Most phone-numbers are linked to unique persons (e.g. mobile, desk or home), making a phone-number a unique identifier number pointing to a single person. You could argue that some phone-numbers are obviously not coupled to a person, but the percentage of numbers that do largely outnumber the numbers that don't. Since 2005 fixed phone-lines are on the decline and mobile-phone usage is on the rise, with currently 67% of the world population having a mobile-phone number.

Therefor I think in most common cases a phone-number should be considered PII.

It can clearly be used to re-identify a person in a later stage of data collection or processing. If you enrich it with enough other data (e.g. subscriptions, website visits, geo) you could possibly even identify the natural person. Some companies link phone-numbers to online advertisement-cookie-ids leading to very rich profiles. Online services (for example movie ticket buying service) sell this data.

The majority phone-numbers are linked to unique persons (e.g. their mobile, desk or home), making a phone-number a unique identifier number pointing to a single person. 
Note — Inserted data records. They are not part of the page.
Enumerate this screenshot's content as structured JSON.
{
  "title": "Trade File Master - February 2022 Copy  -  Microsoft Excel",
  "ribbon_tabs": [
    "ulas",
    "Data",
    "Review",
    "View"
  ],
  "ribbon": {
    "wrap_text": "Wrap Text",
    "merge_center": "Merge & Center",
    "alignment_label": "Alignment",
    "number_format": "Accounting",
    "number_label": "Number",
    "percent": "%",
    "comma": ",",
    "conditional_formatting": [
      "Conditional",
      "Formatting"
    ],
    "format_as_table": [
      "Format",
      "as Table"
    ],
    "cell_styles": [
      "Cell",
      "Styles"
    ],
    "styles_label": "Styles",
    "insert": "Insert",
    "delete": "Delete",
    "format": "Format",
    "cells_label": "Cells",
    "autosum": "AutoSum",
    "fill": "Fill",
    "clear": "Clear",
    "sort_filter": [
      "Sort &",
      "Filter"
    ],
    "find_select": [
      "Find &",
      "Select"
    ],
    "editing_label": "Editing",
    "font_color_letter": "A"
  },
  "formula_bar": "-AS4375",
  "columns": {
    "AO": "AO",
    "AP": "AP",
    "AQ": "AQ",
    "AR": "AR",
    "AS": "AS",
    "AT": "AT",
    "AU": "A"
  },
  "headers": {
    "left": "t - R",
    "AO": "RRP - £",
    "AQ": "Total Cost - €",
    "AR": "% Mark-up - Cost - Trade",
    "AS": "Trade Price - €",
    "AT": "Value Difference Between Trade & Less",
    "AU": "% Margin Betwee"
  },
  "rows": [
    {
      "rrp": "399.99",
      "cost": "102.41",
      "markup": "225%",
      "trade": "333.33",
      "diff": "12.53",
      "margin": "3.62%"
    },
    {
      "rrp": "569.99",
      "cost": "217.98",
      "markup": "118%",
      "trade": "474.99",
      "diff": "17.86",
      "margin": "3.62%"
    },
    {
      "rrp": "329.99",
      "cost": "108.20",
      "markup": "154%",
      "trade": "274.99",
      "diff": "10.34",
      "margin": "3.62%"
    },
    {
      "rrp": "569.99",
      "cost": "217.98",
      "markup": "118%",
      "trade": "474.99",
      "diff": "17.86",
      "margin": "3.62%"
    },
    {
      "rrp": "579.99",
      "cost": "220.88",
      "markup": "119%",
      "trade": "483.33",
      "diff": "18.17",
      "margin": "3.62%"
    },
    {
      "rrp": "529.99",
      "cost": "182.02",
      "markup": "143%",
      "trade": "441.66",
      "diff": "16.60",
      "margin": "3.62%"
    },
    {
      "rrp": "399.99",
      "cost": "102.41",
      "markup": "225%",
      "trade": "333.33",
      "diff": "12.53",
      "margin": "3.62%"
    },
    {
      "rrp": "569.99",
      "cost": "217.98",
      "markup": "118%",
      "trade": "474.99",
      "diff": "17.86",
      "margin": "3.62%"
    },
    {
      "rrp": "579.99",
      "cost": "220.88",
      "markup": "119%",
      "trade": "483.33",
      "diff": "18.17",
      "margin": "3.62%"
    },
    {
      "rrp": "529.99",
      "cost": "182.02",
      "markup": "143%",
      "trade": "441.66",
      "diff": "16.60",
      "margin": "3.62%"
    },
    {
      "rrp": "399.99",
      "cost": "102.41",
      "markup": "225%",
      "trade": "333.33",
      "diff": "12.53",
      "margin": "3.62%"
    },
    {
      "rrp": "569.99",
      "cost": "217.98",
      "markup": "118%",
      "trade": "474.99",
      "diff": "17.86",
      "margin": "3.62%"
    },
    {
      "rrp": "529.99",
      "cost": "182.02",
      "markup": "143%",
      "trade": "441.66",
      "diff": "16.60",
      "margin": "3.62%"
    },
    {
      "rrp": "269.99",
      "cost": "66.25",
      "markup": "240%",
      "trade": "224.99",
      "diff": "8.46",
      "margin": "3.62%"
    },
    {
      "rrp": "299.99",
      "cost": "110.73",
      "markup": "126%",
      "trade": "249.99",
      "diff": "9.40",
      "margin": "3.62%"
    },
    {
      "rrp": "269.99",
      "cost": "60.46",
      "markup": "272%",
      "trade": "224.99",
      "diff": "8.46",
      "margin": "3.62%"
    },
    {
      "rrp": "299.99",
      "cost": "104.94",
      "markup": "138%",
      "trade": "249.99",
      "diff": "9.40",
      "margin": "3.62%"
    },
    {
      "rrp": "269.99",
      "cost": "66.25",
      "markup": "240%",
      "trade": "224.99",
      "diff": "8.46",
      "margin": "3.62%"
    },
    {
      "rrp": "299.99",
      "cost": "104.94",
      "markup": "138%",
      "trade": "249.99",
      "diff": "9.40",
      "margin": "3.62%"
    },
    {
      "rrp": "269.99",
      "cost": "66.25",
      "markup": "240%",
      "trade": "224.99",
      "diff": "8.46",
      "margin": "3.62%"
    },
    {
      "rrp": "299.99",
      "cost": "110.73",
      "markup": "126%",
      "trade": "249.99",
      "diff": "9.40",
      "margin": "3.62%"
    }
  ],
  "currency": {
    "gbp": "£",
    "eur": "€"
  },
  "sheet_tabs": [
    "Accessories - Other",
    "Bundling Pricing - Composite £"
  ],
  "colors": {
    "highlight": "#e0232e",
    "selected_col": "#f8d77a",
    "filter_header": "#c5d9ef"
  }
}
You could argue that some phone-numbers are obviously not coupled to a person, but the percentage of numbers that do largely outnumber the numbers that don't. Since 2005 fixed phone-lines are on the decline and mobile-phone usage is on the rise, with currently 67% of the world population having a mobile-phone number.

Therefor I think in most cases a phone-number should be considered personal data. So always handling phone numbers as personal data seems the wise thing to do, unless you are 100% sure that you are only processing phone-numbers of public organizations for example

Phone numbers can clearly be used to re-identify a person in a later stage of data collection or processing. If you enrich it with enough other data (e.g. subscriptions, website visits, geo) you could possibly even identify the natural person. Some companies link phone-numbers to online advertisement-cookie-ids leading to very rich profiles. Online services (for example movie ticket buying service) sell this data.

1
source | link

... an identifiable natural person is one who can be identified, directly or indirectly, in particular by reference to an identifier such as a name, an identification number ...

https://gdpr-info.eu/art-4-gdpr/

Most phone-numbers are linked to unique persons (e.g. mobile, desk or home), making a phone-number a unique identifier number pointing to a single person. You could argue that some phone-numbers are obviously not coupled to a person, but the percentage of numbers that do largely outnumber the numbers that don't. Since 2005 fixed phone-lines are on the decline and mobile-phone usage is on the rise, with currently 67% of the world population having a mobile-phone number.

Therefor I think in most common cases a phone-number should be considered PII.

It can clearly be used to re-identify a person in a later stage of data collection or processing. If you enrich it with enough other data (e.g. subscriptions, website visits, geo) you could possibly even identify the natural person. Some companies link phone-numbers to online advertisement-cookie-ids leading to very rich profiles. Online services (for example movie ticket buying service) sell this data.